Structurally, the film is a little awkward and the first act (set in Salt Lake City) sits uneasily with the next two hours in which bizarre Swedish rituals infiltrate the characters’ comfort zone. Yet for all its failings, Midsommar remains a benchmark horror film. For once, the tables are turned on the American visitors to foreign soil and when the evil comes, it arrives with an uncharacteristic warmth and sunny countenance, enshrouding its victims in a blaze of floral glory.
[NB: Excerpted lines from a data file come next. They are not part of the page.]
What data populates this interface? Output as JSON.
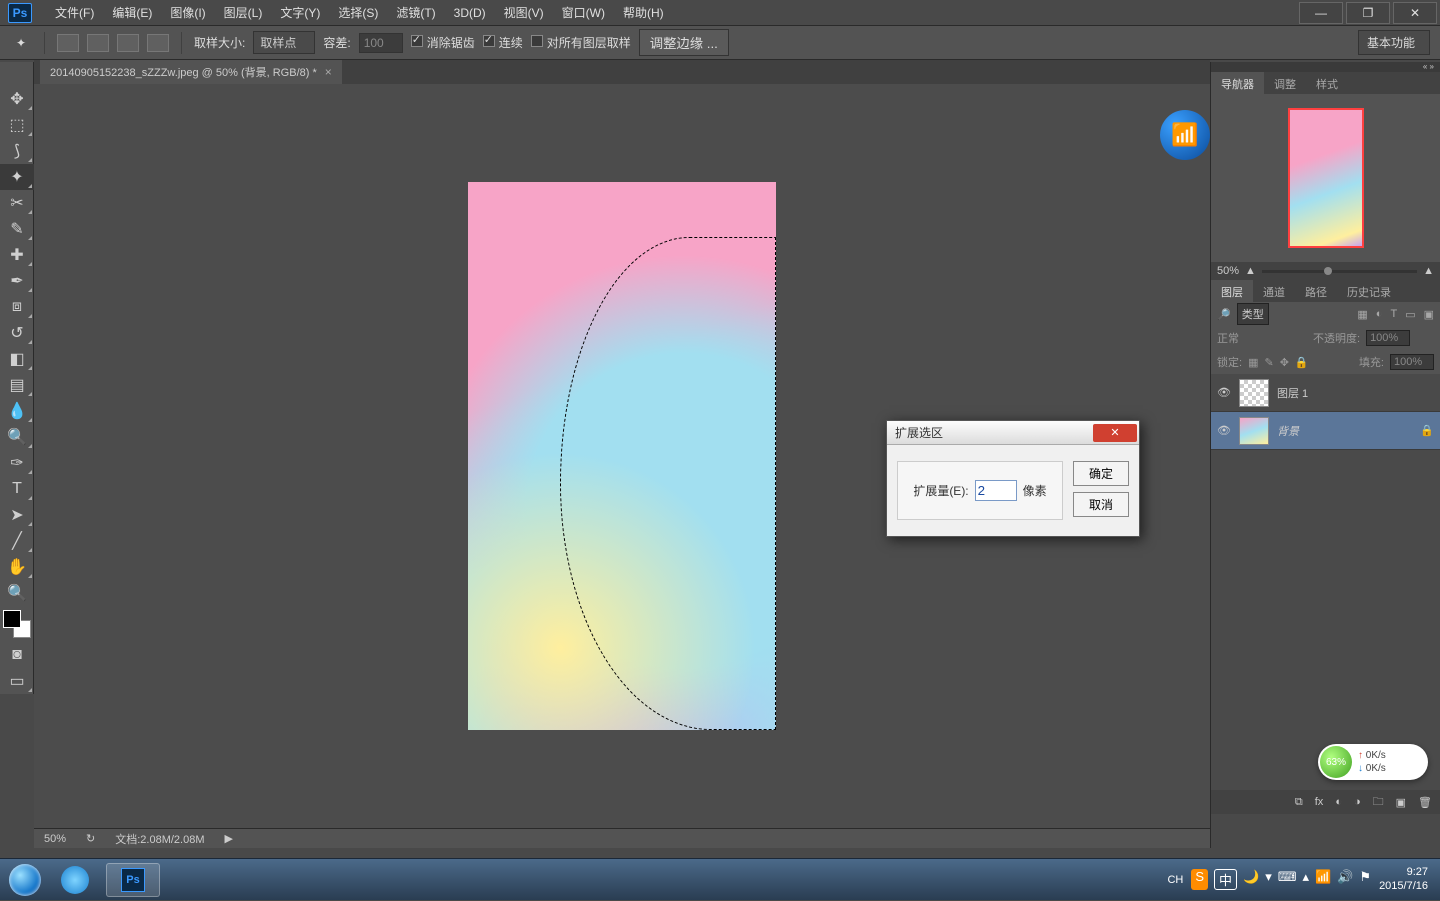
{
  "menubar": {
    "logo": "Ps",
    "items": [
      "文件(F)",
      "编辑(E)",
      "图像(I)",
      "图层(L)",
      "文字(Y)",
      "选择(S)",
      "滤镜(T)",
      "3D(D)",
      "视图(V)",
      "窗口(W)",
      "帮助(H)"
    ]
  },
  "optionsbar": {
    "sample_size_label": "取样大小:",
    "sample_size_value": "取样点",
    "tolerance_label": "容差:",
    "tolerance_value": "100",
    "antialias": "消除锯齿",
    "contiguous": "连续",
    "all_layers": "对所有图层取样",
    "refine_edge": "调整边缘 ...",
    "workspace": "基本功能"
  },
  "document": {
    "tab_title": "20140905152238_sZZZw.jpeg @ 50% (背景, RGB/8) *"
  },
  "statusbar": {
    "zoom": "50%",
    "docinfo": "文档:2.08M/2.08M"
  },
  "nav_panel": {
    "tabs": [
      "导航器",
      "调整",
      "样式"
    ],
    "zoom": "50%"
  },
  "layers_panel": {
    "tabs": [
      "图层",
      "通道",
      "路径",
      "历史记录"
    ],
    "type_filter": "类型",
    "blend_mode": "正常",
    "opacity_label": "不透明度:",
    "opacity_value": "100%",
    "lock_label": "锁定:",
    "fill_label": "填充:",
    "fill_value": "100%",
    "layers": [
      {
        "name": "图层 1",
        "locked": false,
        "thumb": "checker"
      },
      {
        "name": "背景",
        "locked": true,
        "thumb": "img",
        "italic": true
      }
    ]
  },
  "dialog": {
    "title": "扩展选区",
    "amount_label": "扩展量(E):",
    "amount_value": "2",
    "unit": "像素",
    "ok": "确定",
    "cancel": "取消"
  },
  "netspeed": {
    "pct": "63%",
    "up": "0K/s",
    "down": "0K/s"
  },
  "tray": {
    "ime": "CH",
    "sogou_label": "中",
    "time": "9:27",
    "date": "2015/7/16"
  }
}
The 18 certificate is well deserved and the film unquestionably exerts a hallucinatory power and queasiness.

 

Now that Aster has our attention – and the blessing of first-rate actors – he might like to come up with a satisfying storyline for his next horror show.

 

JAMES CAMERON-WILSON

 

Cast: Florence Pugh, Jack Reynor, William Jackson Harper, Vilhelm Blomgren, Will Poulter, Ellora Torchia, Archie Madekwe, Henrik Norlén, Gunnel Fred, Isabelle Grill, Agnes Westerlund Rase, Julia Ragnarsson, Mats Blomgren.

 

Dir Ari Aster, Pro Lars Knudsen and Patrik Andersson, Screenplay Ari Aster, Ph Pawel Pogorzelski, Pro Des Henrik Svensson, Ed Lucian Johnston, Music The Haxan Cloak, Costumes Andrea Flesch.

 

Square Peg/B-Reel Films-Entertainment Film Distributors.

147 mins. USA. 2019. Rel: 3 July 2019. Cert. 18.